::: Supplied entries :::

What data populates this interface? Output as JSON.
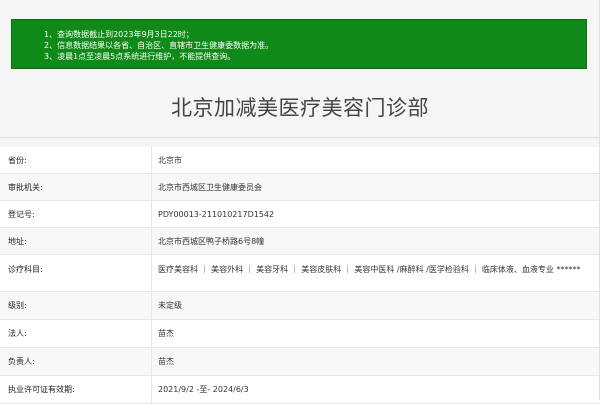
{
  "notice": {
    "lines": [
      "1、查询数据截止到2023年9月3日22时；",
      "2、信息数据结果以各省、自治区、直辖市卫生健康委数据为准。",
      "3、凌晨1点至凌晨5点系统进行维护，不能提供查询。"
    ]
  },
  "page_title": "北京加减美医疗美容门诊部",
  "rows": [
    {
      "label": "省份:",
      "value": "北京市"
    },
    {
      "label": "审批机关:",
      "value": "北京市西城区卫生健康委员会"
    },
    {
      "label": "登记号:",
      "value": "PDY00013-211010217D1542"
    },
    {
      "label": "地址:",
      "value": "北京市西城区鸭子桥路6号8幢"
    },
    {
      "label": "诊疗科目:",
      "value": "医疗美容科 ｜ 美容外科 ｜ 美容牙科 ｜ 美容皮肤科 ｜ 美容中医科 /麻醉科 /医学检验科 ｜ 临床体液、血液专业 ******"
    },
    {
      "label": "级别:",
      "value": "未定级"
    },
    {
      "label": "法人:",
      "value": "苗杰"
    },
    {
      "label": "负责人:",
      "value": "苗杰"
    },
    {
      "label": "执业许可证有效期:",
      "value": "2021/9/2 -至- 2024/6/3"
    }
  ],
  "colors": {
    "notice_bg": "#0f8a18",
    "page_bg": "#f5f5f5"
  }
}
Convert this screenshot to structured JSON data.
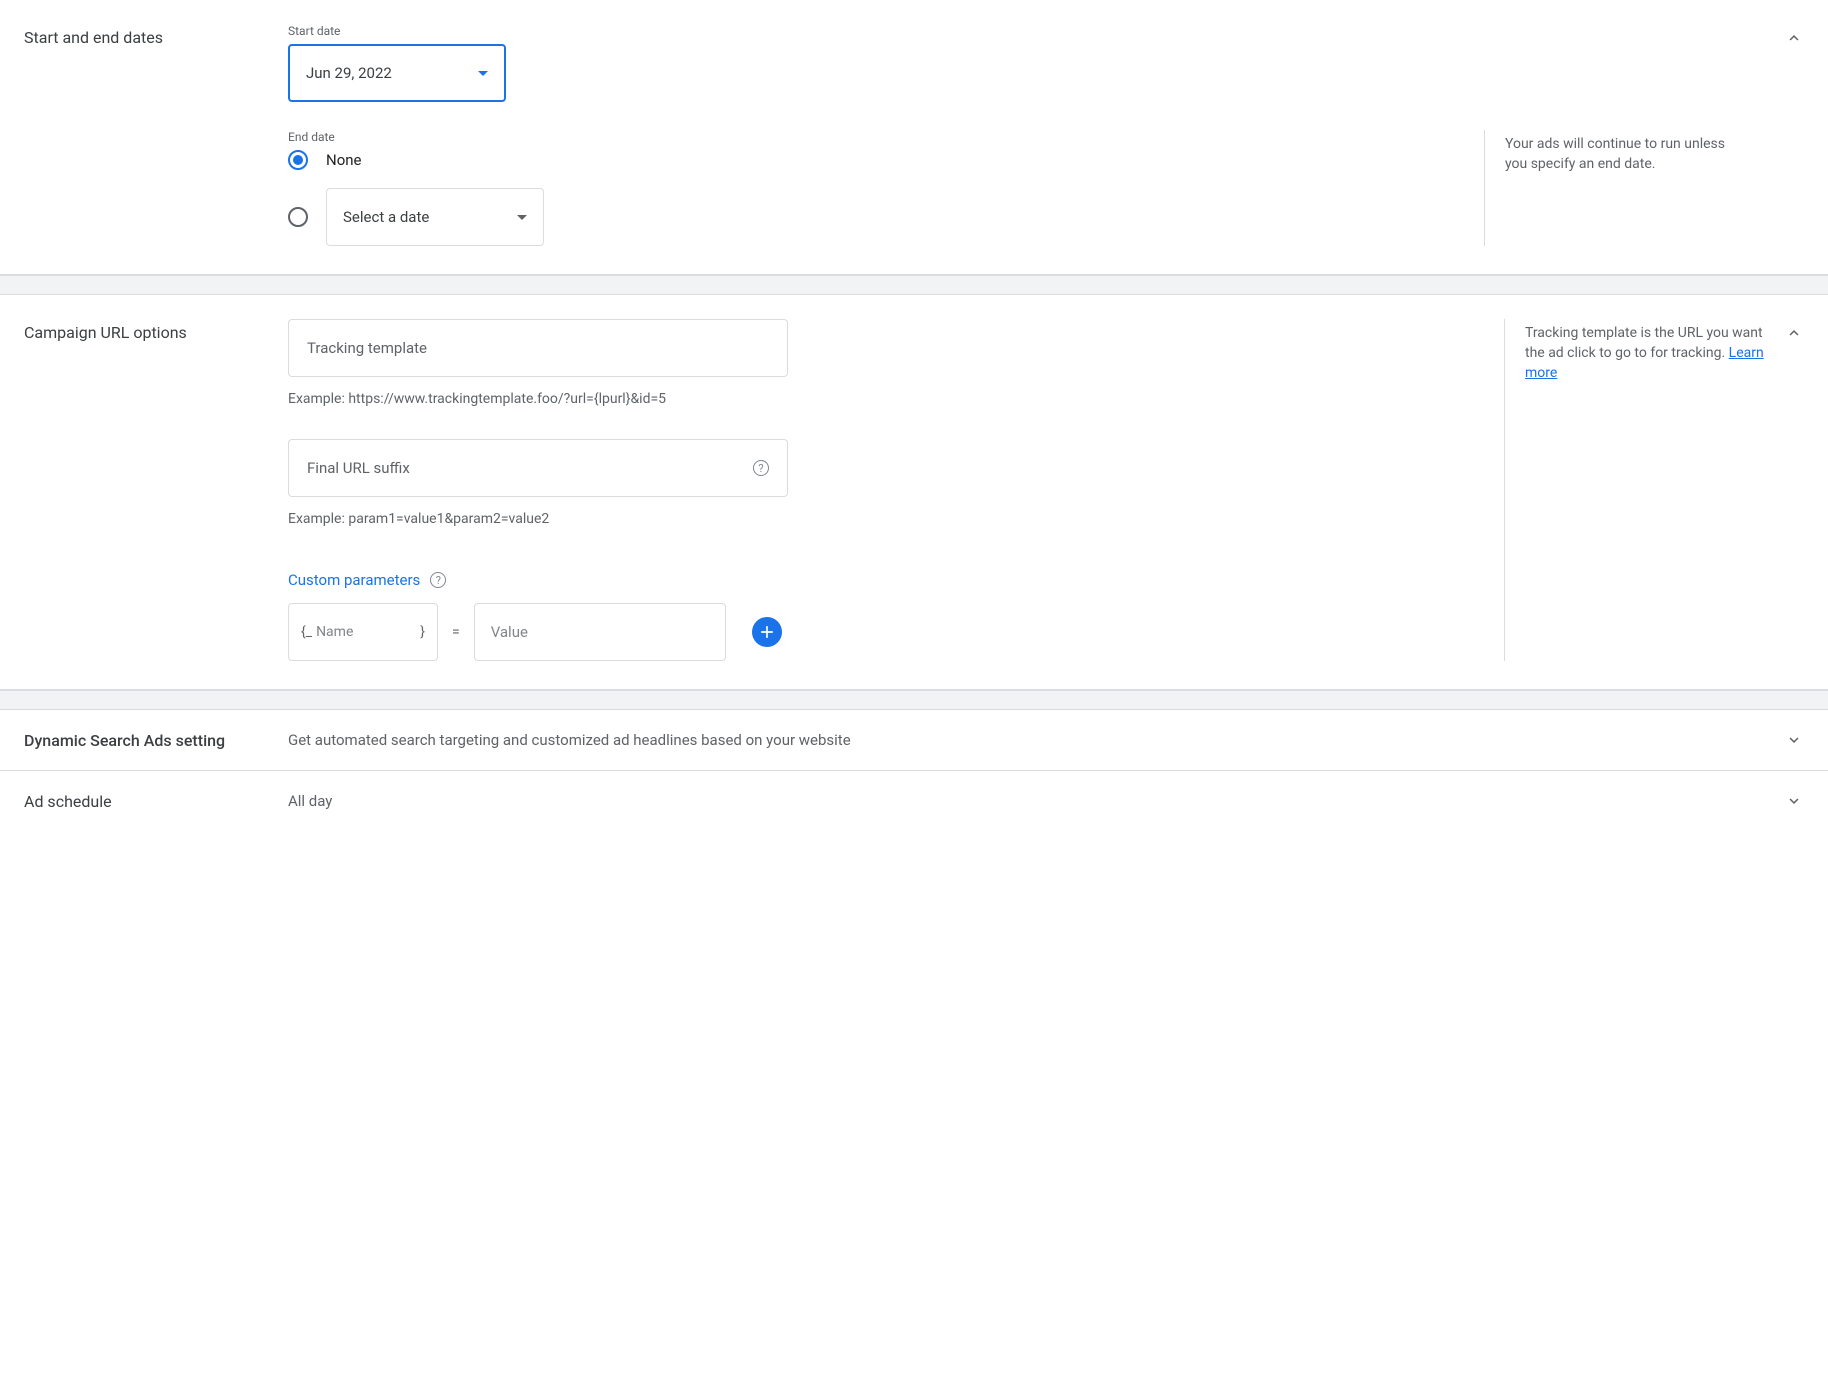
{
  "dates": {
    "section_title": "Start and end dates",
    "start_label": "Start date",
    "start_value": "Jun 29, 2022",
    "end_label": "End date",
    "end_none": "None",
    "end_placeholder": "Select a date",
    "side_text": "Your ads will continue to run unless you specify an end date."
  },
  "url": {
    "section_title": "Campaign URL options",
    "tracking_placeholder": "Tracking template",
    "tracking_example": "Example: https://www.trackingtemplate.foo/?url={lpurl}&id=5",
    "suffix_placeholder": "Final URL suffix",
    "suffix_example": "Example: param1=value1&param2=value2",
    "custom_params_label": "Custom parameters",
    "param_name_prefix": "{_",
    "param_name_placeholder": "Name",
    "param_name_suffix": "}",
    "param_eq": "=",
    "param_value_placeholder": "Value",
    "side_text": "Tracking template is the URL you want the ad click to go to for tracking. ",
    "learn_more": "Learn more"
  },
  "dsa": {
    "title": "Dynamic Search Ads setting",
    "summary": "Get automated search targeting and customized ad headlines based on your website"
  },
  "schedule": {
    "title": "Ad schedule",
    "summary": "All day"
  }
}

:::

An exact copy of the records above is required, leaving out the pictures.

What data populates this interface? Output as JSON.
{
  "notice": {
    "lines": [
      "1、查询数据截止到2023年9月3日22时；",
      "2、信息数据结果以各省、自治区、直辖市卫生健康委数据为准。",
      "3、凌晨1点至凌晨5点系统进行维护，不能提供查询。"
    ]
  },
  "page_title": "北京加减美医疗美容门诊部",
  "rows": [
    {
      "label": "省份:",
      "value": "北京市"
    },
    {
      "label": "审批机关:",
      "value": "北京市西城区卫生健康委员会"
    },
    {
      "label": "登记号:",
      "value": "PDY00013-211010217D1542"
    },
    {
      "label": "地址:",
      "value": "北京市西城区鸭子桥路6号8幢"
    },
    {
      "label": "诊疗科目:",
      "value": "医疗美容科 ｜ 美容外科 ｜ 美容牙科 ｜ 美容皮肤科 ｜ 美容中医科 /麻醉科 /医学检验科 ｜ 临床体液、血液专业 ******"
    },
    {
      "label": "级别:",
      "value": "未定级"
    },
    {
      "label": "法人:",
      "value": "苗杰"
    },
    {
      "label": "负责人:",
      "value": "苗杰"
    },
    {
      "label": "执业许可证有效期:",
      "value": "2021/9/2 -至- 2024/6/3"
    }
  ],
  "colors": {
    "notice_bg": "#0f8a18",
    "page_bg": "#f5f5f5"
  }
}
Convert this screenshot to structured JSON data.
{
  "dates": {
    "section_title": "Start and end dates",
    "start_label": "Start date",
    "start_value": "Jun 29, 2022",
    "end_label": "End date",
    "end_none": "None",
    "end_placeholder": "Select a date",
    "side_text": "Your ads will continue to run unless you specify an end date."
  },
  "url": {
    "section_title": "Campaign URL options",
    "tracking_placeholder": "Tracking template",
    "tracking_example": "Example: https://www.trackingtemplate.foo/?url={lpurl}&id=5",
    "suffix_placeholder": "Final URL suffix",
    "suffix_example": "Example: param1=value1&param2=value2",
    "custom_params_label": "Custom parameters",
    "param_name_prefix": "{_",
    "param_name_placeholder": "Name",
    "param_name_suffix": "}",
    "param_eq": "=",
    "param_value_placeholder": "Value",
    "side_text": "Tracking template is the URL you want the ad click to go to for tracking. ",
    "learn_more": "Learn more"
  },
  "dsa": {
    "title": "Dynamic Search Ads setting",
    "summary": "Get automated search targeting and customized ad headlines based on your website"
  },
  "schedule": {
    "title": "Ad schedule",
    "summary": "All day"
  }
}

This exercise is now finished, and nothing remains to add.